There are some who seek out power and responsibility, and some who have responsibility and power thrust upon them. Regardless of where on the spectrum you fall, as a new manager, there’s a lot to learn, new habits to build, and most of the time there isn’t a warm-up period. Most managers are expected to hit the ground running because business is business. Gotta keep the machine going, right?
But it’s not always as seamless as that, and there are often a lot of feelings, fears, and anxieties that can get dredged up as you get promoted and add even more to your plate. Work—as we have said before and will continue to shout from the rooftops—does not exist in an emotionless vacuum, so personal and professional support is paramount as you move through this transition. In that vein, here is our list of the most important things to do as a new manager:
Change your mindset to focus on leadership. It’s likely that you got this promotion, became a manager of a team with more responsibility because you are a high-performing badass. Your individual contributions and the contributions to your team have been noticed and this is your reward. But now you can’t only be a high-performing badass on your own.
Being a leader means shifting your mindset from being your most successful self to doing everything you can to make your direct reports their most successful selves. It’s a big change, but this is the basis of your new role and being successful starts with your perspective.
Delegate! This is the practical twin of changing your mindset. Now that your focus is on getting results through other people, you have to actually do it. And don’t be discouraged if it feels difficult. Delegating is a habit to practice just like anything else because it takes actual skill to learn how to effectively work through other people.
Especially if you are someone who is used to getting things done on your own timeframe and at your own high level of productivity, don’t shy away from delegation just because it is “easier.” Don’t forget the art of the kickback when your team delivers substandard work.
Stay flexible + customize your approach. Every person is different. Despite what the corporate machine has tried to drill into us, we cannot work separately from who we are. As a leader, it is your responsibility to understand that the people who work for you will have different developmental levels, motivations, values, working styles, and expectations from you. If you want your team to be effective, you’ll need to take the time to understand each person on your team so you can customize your style.
This also goes beyond just your team, but as a manager, you’ll be expected to handle crises that come up and work on cross-functional teams, all of which requires flexibility on your part to work with all kinds of people.

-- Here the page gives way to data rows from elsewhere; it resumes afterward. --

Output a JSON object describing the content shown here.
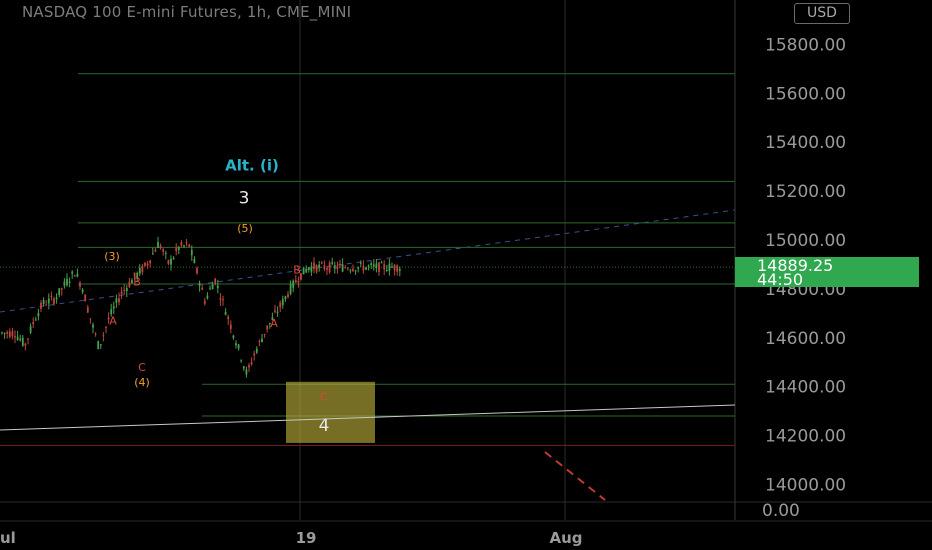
{
  "header": {
    "title": "NASDAQ 100 E-mini Futures, 1h, CME_MINI",
    "currency_button": "USD"
  },
  "price_tag": {
    "price": "14889.25",
    "countdown": "44:50"
  },
  "colors": {
    "background": "#000000",
    "price_tag": "#2fa84f",
    "candle": "#49a34b",
    "candle_down": "#c0453f",
    "wave_label_orange": "#f0a12e",
    "wave_label_red": "#e0483f",
    "alt_label": "#29b3c8",
    "zone": "#bfb23a",
    "level_green": "#2a6b2a",
    "level_red": "#7a1f1f"
  },
  "chart_data": {
    "type": "candlestick",
    "title": "NASDAQ 100 E-mini Futures, 1h, CME_MINI",
    "y_axis": {
      "ticks": [
        15800,
        15600,
        15400,
        15200,
        15000,
        14800,
        14600,
        14400,
        14200,
        14000
      ],
      "tick_labels": [
        "15800.00",
        "15600.00",
        "15400.00",
        "15200.00",
        "15000.00",
        "14800.00",
        "14600.00",
        "14400.00",
        "14200.00",
        "14000.00"
      ],
      "extra_label": "0.00",
      "range": [
        13900,
        15960
      ]
    },
    "x_axis": {
      "tick_labels": [
        "ul",
        "19",
        "Aug"
      ]
    },
    "last_price": 14889.25,
    "price_series": [
      [
        0,
        14620
      ],
      [
        0.05,
        14570
      ],
      [
        0.1,
        14680
      ],
      [
        0.14,
        14740
      ],
      [
        0.2,
        14760
      ],
      [
        0.26,
        14830
      ],
      [
        0.3,
        14870
      ],
      [
        0.34,
        14800
      ],
      [
        0.37,
        14700
      ],
      [
        0.42,
        14560
      ],
      [
        0.47,
        14680
      ],
      [
        0.53,
        14780
      ],
      [
        0.6,
        14850
      ],
      [
        0.66,
        14900
      ],
      [
        0.72,
        14990
      ],
      [
        0.77,
        14900
      ],
      [
        0.82,
        14970
      ],
      [
        0.87,
        14980
      ],
      [
        0.9,
        14900
      ],
      [
        0.95,
        14750
      ],
      [
        1.0,
        14840
      ],
      [
        1.05,
        14720
      ],
      [
        1.1,
        14600
      ],
      [
        1.16,
        14450
      ],
      [
        1.2,
        14540
      ],
      [
        1.26,
        14640
      ],
      [
        1.32,
        14720
      ],
      [
        1.37,
        14790
      ],
      [
        1.42,
        14850
      ],
      [
        1.47,
        14889.25
      ]
    ],
    "horizontal_levels": [
      {
        "price": 15680,
        "color": "green"
      },
      {
        "price": 15240,
        "color": "green"
      },
      {
        "price": 15070,
        "color": "green"
      },
      {
        "price": 14970,
        "color": "green"
      },
      {
        "price": 14820,
        "color": "green"
      },
      {
        "price": 14410,
        "color": "green"
      },
      {
        "price": 14280,
        "color": "green"
      },
      {
        "price": 14160,
        "color": "red"
      }
    ],
    "target_zone": {
      "price_top": 14420,
      "price_bottom": 14170
    },
    "wave_labels": [
      {
        "text": "Alt. (i)",
        "price": 15300,
        "color": "cyan"
      },
      {
        "text": "3",
        "price": 15165,
        "color": "white"
      },
      {
        "text": "(5)",
        "price": 15050,
        "color": "orange"
      },
      {
        "text": "(3)",
        "price": 14935,
        "color": "orange"
      },
      {
        "text": "B",
        "price": 14830,
        "color": "red"
      },
      {
        "text": "B",
        "price": 14880,
        "color": "red"
      },
      {
        "text": "A",
        "price": 14670,
        "color": "red"
      },
      {
        "text": "A",
        "price": 14660,
        "color": "red"
      },
      {
        "text": "C",
        "price": 14480,
        "color": "red"
      },
      {
        "text": "(4)",
        "price": 14420,
        "color": "orange"
      },
      {
        "text": "C",
        "price": 14360,
        "color": "red"
      },
      {
        "text": "4",
        "price": 14235,
        "color": "white"
      }
    ]
  }
}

Know yourself. We buried the lead here because, in order to do any of the above, you have to first understand your own working style. You need to know how others in the office see you; you need to know what your working style is and prepare your expectations for how you’ll react when things don’t go well. Without the basic understanding of yourself as an employee, team member, and leader, there is no way you can effectively work with others.
Part of the unspoken expectation of managers is that they will be role models for those below them on the company food chain. If you’re not taking care of yourself by knowing yourself and what you need, there is no way that you can be a good example for those you work with. You are now a representation of the company and the potential growth for those on your team, and if they don’t want to be like you, you need to know why.
Being a new manager can open up so many opportunities for growth and development, but it also has the potential to close off those opportunities if you don’t handle the responsibility well. These four tips for new managers are important for you to employ to start the right way, and if you feel like you need more support and you want to make sure you get it right, give us a call.
Nora is a co-founder of Happy Spectacular, which she still can't really believe, and she's on a lifelong quest for the world's best cheeseburger (applicants accepted).